The canonization, on May 19th, 1935, of SS. John Fisher and Thomas More was the first occasion, since the days of Urban VIII, of a formal canonization with a dispensation from the proof of miracles. Martyrs have always been, by the law of the Church, in a favoured position and, as we have said, dispensation from proof of miracles has often been granted for their beatification. But on this occasion it was held that the provision of law permitting such a dispensation was applicable also to canonization, in accordance with the words of Canon 2139 Ss2 of the Code of Canon Law. This decision may have far-reaching consequences.
The processes we have outlined are those prescribed in the  Code of Canon Law. It must be remembered, however, that the Pope, like the King in English law, is the source of all authority in purely ecclesiastical law, and can therefore suspend or modify procedure if he wills. In the plenitude of his power he could canonize saints without any preliminaries at all, although, of course, he would never do so.
Thus, in cases where there has been local honour (which, as we have said is, if tolerated by the Holy See, equivalent to beatification) paid from time immemorial, the Pope has in several instances extended that cultus to the Universal Church, without judicial process, thereby exercising his power of canonization. St. Ephrem is one example. He had been honoured in Syria since the fourth century, being one of the very first confessors, as distinct from martyrs, to receive public cultus. By Benedict XV he was nominated a Doctor of the Church, and his feast extended to the whole world. This is called equipollent canonization.

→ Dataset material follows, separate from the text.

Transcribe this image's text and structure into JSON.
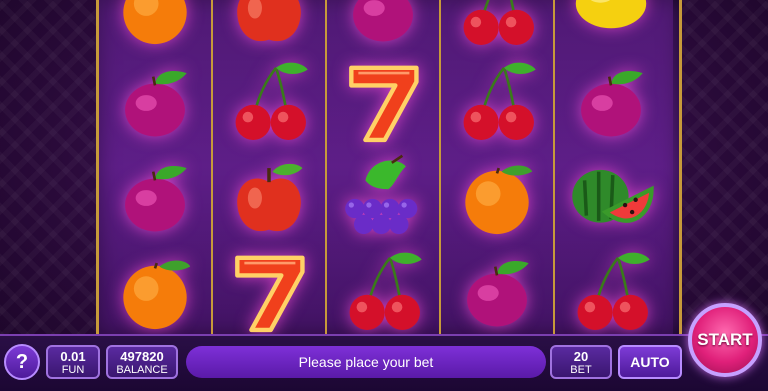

Another instance is St. Albert the Great, Doctor of the Church, canonized by Pius XI, in December, 1931. Although, as has been said, in these cases there has not been a judicial process, with evidence taken under oath, etc., yet lest anyone should think that these steps were taken lightly, let him study the volume giving the grounds for St. Albert the Great's canonization. It is a large folio volume of 818 printed pages, containing critical discussions of his life and writings, a full list of precedents in the shape of papal decrees, a detailed account of the local cultus he has received, etc., etc. The Promoter of the Faith, or Devil's Advocate, had his opportunity of - objection, and his judgment is incorporated in the volume.
Mgr. P. E. Hallett
The Canonization of Saints (Catholic Truth Society, 1952)